top of page

B is for Bureaucracy - A is for Accomplishment

The other day I had what I feel to be one of the quintessential olah chadasha experiences--visiting multiple government offices in the span of 2 hours. I had to go to the municipality to pay renters tax (a thing here) and then to misrad hapanim (Ministry of Interior) to change my address. Anyone who has been to one of these places knows it is often difficult. You don't know what you need, you hardly speak Hebrew, and the red tape runs miles (or shall i at kilometers?) long.

This is probably one of my earliest "Israeli" memories after I made Aliyah. The 2nd or 3rd day at Beit Canada my fellow Olim friends and I decided to tackle misrad hapanim to acquire our teudat zeuts (ID cards). Usually you get them at the airport as soon as you arrive but of course things didn't go so smoothly. The computer was down when my friends arrived and my name was simply spelled wrong on mine (I suppose I could have chosen to be Amy Alberston if I wanted...). Being the proactive and eager Olim that we were, we left at 7am to be there when the office opened (advice from more seasoned Israelis). And once again, things did not go so smoothly; it was Wednesday and the one day the office doesn't open until 1:30pm...ayzeh basa (what a disaster).

This memory serves me well. I have now visited various government offices for various reasons and always come prepared and with appropriate expectations (extremely low ones).

My (somewhat) veteran tips:

  1. Get there before it opens. There will be a line down the block half and hour before any office opens. It feels annoying to wait in the line but it pays off. You'll get numbers immediately and get through quickly. The people are also generally friendlier if they haven't dealt with hundreds of idiots yet that day.

  2. Bring every single piece of paperwork (yes, in Israel we have literal paperwork made of paper) with you. You never know when they will ask you for a certain document, form, ID number of someone, etc. it's always better to be safe than sorry. I'd even bring copies of your teudat zeut and teudat oleh with you because you need them for almost anything and many offices won't do it for you.
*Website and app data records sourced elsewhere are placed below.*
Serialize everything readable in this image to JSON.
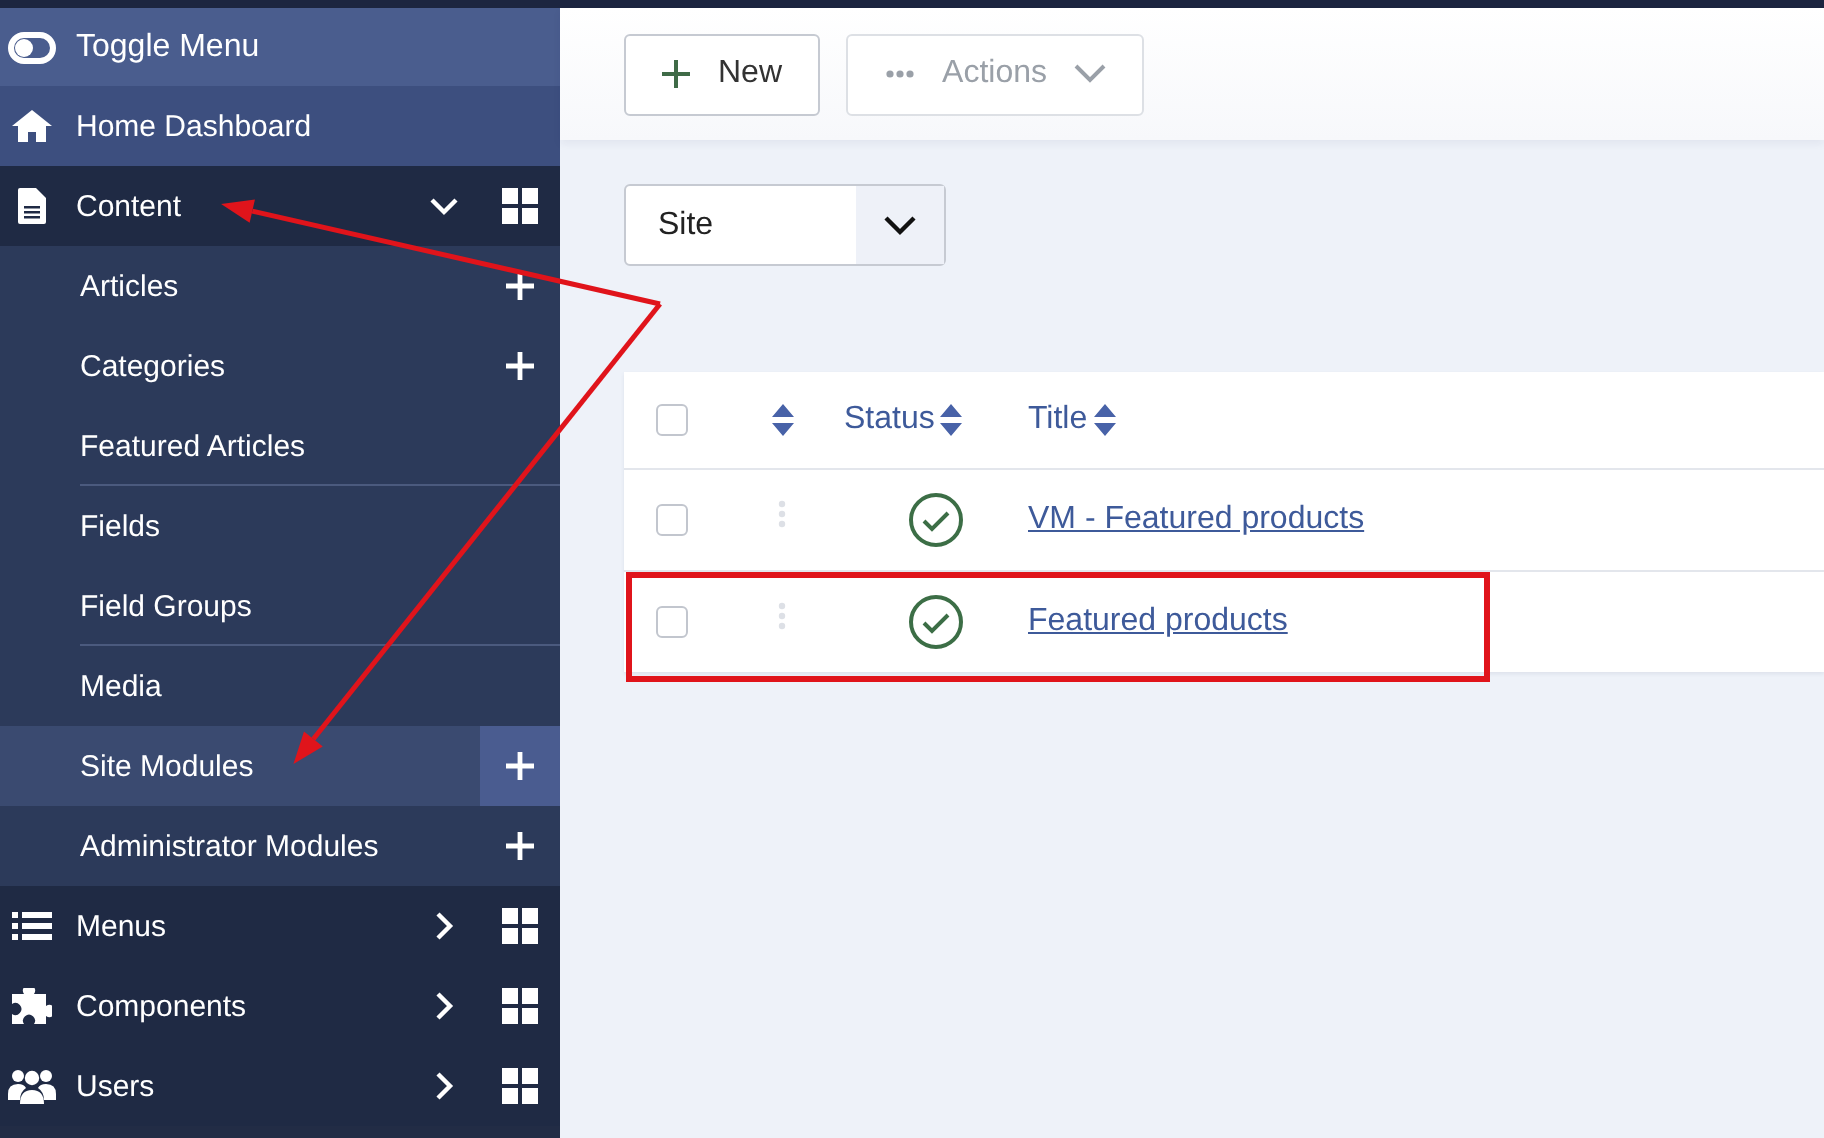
{
  "sidebar": {
    "toggle": {
      "label": "Toggle Menu"
    },
    "items": [
      {
        "label": "Home Dashboard",
        "kind": "link"
      },
      {
        "label": "Content",
        "kind": "section",
        "expanded": true,
        "arrow_target": true,
        "children": [
          {
            "label": "Articles",
            "add": true,
            "selected": false,
            "group_end": false
          },
          {
            "label": "Categories",
            "add": true,
            "selected": false,
            "group_end": false
          },
          {
            "label": "Featured Articles",
            "add": false,
            "selected": false,
            "group_end": true
          },
          {
            "label": "Fields",
            "add": false,
            "selected": false,
            "group_end": false
          },
          {
            "label": "Field Groups",
            "add": false,
            "selected": false,
            "group_end": true
          },
          {
            "label": "Media",
            "add": false,
            "selected": false,
            "group_end": false
          },
          {
            "label": "Site Modules",
            "add": true,
            "selected": true,
            "group_end": false,
            "arrow_target": true
          },
          {
            "label": "Administrator Modules",
            "add": true,
            "selected": false,
            "group_end": false
          }
        ]
      },
      {
        "label": "Menus",
        "kind": "section",
        "expanded": false
      },
      {
        "label": "Components",
        "kind": "section",
        "expanded": false
      },
      {
        "label": "Users",
        "kind": "section",
        "expanded": false
      }
    ]
  },
  "toolbar": {
    "buttons": [
      {
        "label": "New",
        "kind": "new",
        "disabled": false
      },
      {
        "label": "Actions",
        "kind": "actions",
        "disabled": true
      }
    ]
  },
  "filter": {
    "value": "Site"
  },
  "table": {
    "select_all_checked": false,
    "columns": [
      {
        "kind": "checkbox"
      },
      {
        "kind": "ordering"
      },
      {
        "kind": "text",
        "label": "Status"
      },
      {
        "kind": "text",
        "label": "Title"
      }
    ],
    "rows": [
      {
        "checked": false,
        "published": true,
        "title": "VM - Featured products",
        "highlighted": false
      },
      {
        "checked": false,
        "published": true,
        "title": "Featured products",
        "highlighted": true
      }
    ]
  }
}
  3. Try to speak Hebrew. It can go 1 of 2 ways, but generally they will appreciate you trying. The other possibility is they will be annoyed by your bad English and tell you snidely "you can speak English, ok" (with a huge eye roll obviously). But don't be discouraged. You'll at least feel good you really tried and can't be blamed for their sour attitude.

  4. Ask people for help. Most people in this country love Olim and are eager to help you. They also are frustrated with the government office experience in this country and feel extra bad for you because you are fresh to its terrors. Let them help you! It makes everyone feel good.

  5. Treat yourself after. It's such an accomplishment to get through these offices alone (or even with a friend) that you deserve that ice cafe or boureka (or pair of shoes) after! Even if you didn't succeed in getting something done and have to come back, you got out alive! And that's really something!

So, whether you need to pay a weird tax you can't pronounce, or just need to get a passport, don't be (too) afraid of Israeli Government offices. You CAN do it! (And because you live in Israel you can complain about it all you want!)

Recent Posts
Follow Us
  • Facebook Basic Square
  • Twitter Basic Square
  • Google+ Basic Square
bottom of page